> _INSTRUCTIONS FOR THE TASK_:
Make an exact copy of all the records.

(Extracted records)
Start of Block

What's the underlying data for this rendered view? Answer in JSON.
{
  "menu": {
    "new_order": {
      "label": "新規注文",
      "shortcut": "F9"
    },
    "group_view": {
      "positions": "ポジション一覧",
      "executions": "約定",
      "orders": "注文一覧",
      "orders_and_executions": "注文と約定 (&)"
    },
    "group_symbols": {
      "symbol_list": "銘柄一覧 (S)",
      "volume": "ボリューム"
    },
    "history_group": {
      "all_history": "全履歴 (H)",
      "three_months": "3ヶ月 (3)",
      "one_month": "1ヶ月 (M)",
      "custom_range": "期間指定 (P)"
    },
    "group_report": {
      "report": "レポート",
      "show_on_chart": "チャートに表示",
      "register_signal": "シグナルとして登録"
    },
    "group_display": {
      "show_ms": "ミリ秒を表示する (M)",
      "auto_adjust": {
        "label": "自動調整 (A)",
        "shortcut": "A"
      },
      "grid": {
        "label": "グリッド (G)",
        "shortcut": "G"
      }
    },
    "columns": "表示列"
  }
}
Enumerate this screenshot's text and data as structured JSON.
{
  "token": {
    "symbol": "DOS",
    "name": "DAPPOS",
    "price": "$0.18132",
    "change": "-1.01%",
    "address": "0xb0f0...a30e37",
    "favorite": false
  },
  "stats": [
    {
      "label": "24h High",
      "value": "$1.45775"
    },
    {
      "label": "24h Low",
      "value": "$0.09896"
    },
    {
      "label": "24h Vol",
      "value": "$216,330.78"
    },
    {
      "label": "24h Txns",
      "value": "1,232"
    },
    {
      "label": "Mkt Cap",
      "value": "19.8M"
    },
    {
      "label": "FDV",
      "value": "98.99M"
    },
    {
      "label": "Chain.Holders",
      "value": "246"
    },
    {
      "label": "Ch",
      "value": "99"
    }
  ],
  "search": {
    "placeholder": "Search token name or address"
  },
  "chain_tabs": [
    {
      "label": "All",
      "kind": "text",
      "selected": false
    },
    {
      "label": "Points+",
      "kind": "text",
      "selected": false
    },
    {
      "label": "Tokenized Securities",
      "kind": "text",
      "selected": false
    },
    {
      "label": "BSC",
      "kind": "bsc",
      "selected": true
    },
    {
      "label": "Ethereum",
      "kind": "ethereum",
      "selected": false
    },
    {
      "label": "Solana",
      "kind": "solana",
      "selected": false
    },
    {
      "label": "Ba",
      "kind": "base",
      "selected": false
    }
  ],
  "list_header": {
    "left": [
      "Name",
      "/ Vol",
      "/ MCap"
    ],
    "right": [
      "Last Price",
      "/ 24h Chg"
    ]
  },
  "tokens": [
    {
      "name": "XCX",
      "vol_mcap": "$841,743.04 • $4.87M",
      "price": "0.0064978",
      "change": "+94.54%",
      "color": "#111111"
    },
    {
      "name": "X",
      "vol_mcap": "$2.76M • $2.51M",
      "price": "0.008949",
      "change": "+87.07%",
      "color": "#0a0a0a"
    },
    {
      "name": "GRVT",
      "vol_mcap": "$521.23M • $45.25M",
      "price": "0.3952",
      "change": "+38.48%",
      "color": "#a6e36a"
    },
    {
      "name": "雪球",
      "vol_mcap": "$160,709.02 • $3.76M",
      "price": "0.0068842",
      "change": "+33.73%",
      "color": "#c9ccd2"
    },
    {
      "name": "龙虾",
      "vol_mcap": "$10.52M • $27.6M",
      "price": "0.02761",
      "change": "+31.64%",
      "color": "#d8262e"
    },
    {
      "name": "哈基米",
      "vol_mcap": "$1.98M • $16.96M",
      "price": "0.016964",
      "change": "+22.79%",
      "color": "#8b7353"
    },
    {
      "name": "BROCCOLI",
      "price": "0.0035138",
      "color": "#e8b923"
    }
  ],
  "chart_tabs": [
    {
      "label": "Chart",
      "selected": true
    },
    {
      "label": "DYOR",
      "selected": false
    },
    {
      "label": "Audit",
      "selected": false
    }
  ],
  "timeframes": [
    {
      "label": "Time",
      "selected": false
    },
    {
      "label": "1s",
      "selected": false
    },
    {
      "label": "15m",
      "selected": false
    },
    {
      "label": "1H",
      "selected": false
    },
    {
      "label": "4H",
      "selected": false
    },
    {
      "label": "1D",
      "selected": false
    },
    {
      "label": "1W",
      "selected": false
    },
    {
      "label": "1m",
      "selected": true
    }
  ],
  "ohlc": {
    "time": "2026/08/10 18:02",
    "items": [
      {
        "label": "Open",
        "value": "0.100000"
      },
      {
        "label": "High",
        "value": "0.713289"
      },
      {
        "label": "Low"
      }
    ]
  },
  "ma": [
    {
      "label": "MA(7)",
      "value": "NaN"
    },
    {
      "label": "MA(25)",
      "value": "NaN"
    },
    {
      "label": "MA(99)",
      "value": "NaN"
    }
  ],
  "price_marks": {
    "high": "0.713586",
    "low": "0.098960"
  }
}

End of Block

> _RESPONSE_:
What's the underlying data for this rendered view? Answer in JSON.
{
  "menu": {
    "new_order": {
      "label": "新規注文",
      "shortcut": "F9"
    },
    "group_view": {
      "positions": "ポジション一覧",
      "executions": "約定",
      "orders": "注文一覧",
      "orders_and_executions": "注文と約定 (&)"
    },
    "group_symbols": {
      "symbol_list": "銘柄一覧 (S)",
      "volume": "ボリューム"
    },
    "history_group": {
      "all_history": "全履歴 (H)",
      "three_months": "3ヶ月 (3)",
      "one_month": "1ヶ月 (M)",
      "custom_range": "期間指定 (P)"
    },
    "group_report": {
      "report": "レポート",
      "show_on_chart": "チャートに表示",
      "register_signal": "シグナルとして登録"
    },
    "group_display": {
      "show_ms": "ミリ秒を表示する (M)",
      "auto_adjust": {
        "label": "自動調整 (A)",
        "shortcut": "A"
      },
      "grid": {
        "label": "グリッド (G)",
        "shortcut": "G"
      }
    },
    "columns": "表示列"
  }
}
Enumerate this screenshot's text and data as structured JSON.
{
  "token": {
    "symbol": "DOS",
    "name": "DAPPOS",
    "price": "$0.18132",
    "change": "-1.01%",
    "address": "0xb0f0...a30e37",
    "favorite": false
  },
  "stats": [
    {
      "label": "24h High",
      "value": "$1.45775"
    },
    {
      "label": "24h Low",
      "value": "$0.09896"
    },
    {
      "label": "24h Vol",
      "value": "$216,330.78"
    },
    {
      "label": "24h Txns",
      "value": "1,232"
    },
    {
      "label": "Mkt Cap",
      "value": "19.8M"
    },
    {
      "label": "FDV",
      "value": "98.99M"
    },
    {
      "label": "Chain.Holders",
      "value": "246"
    },
    {
      "label": "Ch",
      "value": "99"
    }
  ],
  "search": {
    "placeholder": "Search token name or address"
  },
  "chain_tabs": [
    {
      "label": "All",
      "kind": "text",
      "selected": false
    },
    {
      "label": "Points+",
      "kind": "text",
      "selected": false
    },
    {
      "label": "Tokenized Securities",
      "kind": "text",
      "selected": false
    },
    {
      "label": "BSC",
      "kind": "bsc",
      "selected": true
    },
    {
      "label": "Ethereum",
      "kind": "ethereum",
      "selected": false
    },
    {
      "label": "Solana",
      "kind": "solana",
      "selected": false
    },
    {
      "label": "Ba",
      "kind": "base",
      "selected": false
    }
  ],
  "list_header": {
    "left": [
      "Name",
      "/ Vol",
      "/ MCap"
    ],
    "right": [
      "Last Price",
      "/ 24h Chg"
    ]
  },
  "tokens": [
    {
      "name": "XCX",
      "vol_mcap": "$841,743.04 • $4.87M",
      "price": "0.0064978",
      "change": "+94.54%",
      "color": "#111111"
    },
    {
      "name": "X",
      "vol_mcap": "$2.76M • $2.51M",
      "price": "0.008949",
      "change": "+87.07%",
      "color": "#0a0a0a"
    },
    {
      "name": "GRVT",
      "vol_mcap": "$521.23M • $45.25M",
      "price": "0.3952",
      "change": "+38.48%",
      "color": "#a6e36a"
    },
    {
      "name": "雪球",
      "vol_mcap": "$160,709.02 • $3.76M",
      "price": "0.0068842",
      "change": "+33.73%",
      "color": "#c9ccd2"
    },
    {
      "name": "龙虾",
      "vol_mcap": "$10.52M • $27.6M",
      "price": "0.02761",
      "change": "+31.64%",
      "color": "#d8262e"
    },
    {
      "name": "哈基米",
      "vol_mcap": "$1.98M • $16.96M",
      "price": "0.016964",
      "change": "+22.79%",
      "color": "#8b7353"
    },
    {
      "name": "BROCCOLI",
      "price": "0.0035138",
      "color": "#e8b923"
    }
  ],
  "chart_tabs": [
    {
      "label": "Chart",
      "selected": true
    },
    {
      "label": "DYOR",
      "selected": false
    },
    {
      "label": "Audit",
      "selected": false
    }
  ],
  "timeframes": [
    {
      "label": "Time",
      "selected": false
    },
    {
      "label": "1s",
      "selected": false
    },
    {
      "label": "15m",
      "selected": false
    },
    {
      "label": "1H",
      "selected": false
    },
    {
      "label": "4H",
      "selected": false
    },
    {
      "label": "1D",
      "selected": false
    },
    {
      "label": "1W",
      "selected": false
    },
    {
      "label": "1m",
      "selected": true
    }
  ],
  "ohlc": {
    "time": "2026/08/10 18:02",
    "items": [
      {
        "label": "Open",
        "value": "0.100000"
      },
      {
        "label": "High",
        "value": "0.713289"
      },
      {
        "label": "Low"
      }
    ]
  },
  "ma": [
    {
      "label": "MA(7)",
      "value": "NaN"
    },
    {
      "label": "MA(25)",
      "value": "NaN"
    },
    {
      "label": "MA(99)",
      "value": "NaN"
    }
  ],
  "price_marks": {
    "high": "0.713586",
    "low": "0.098960"
  }
}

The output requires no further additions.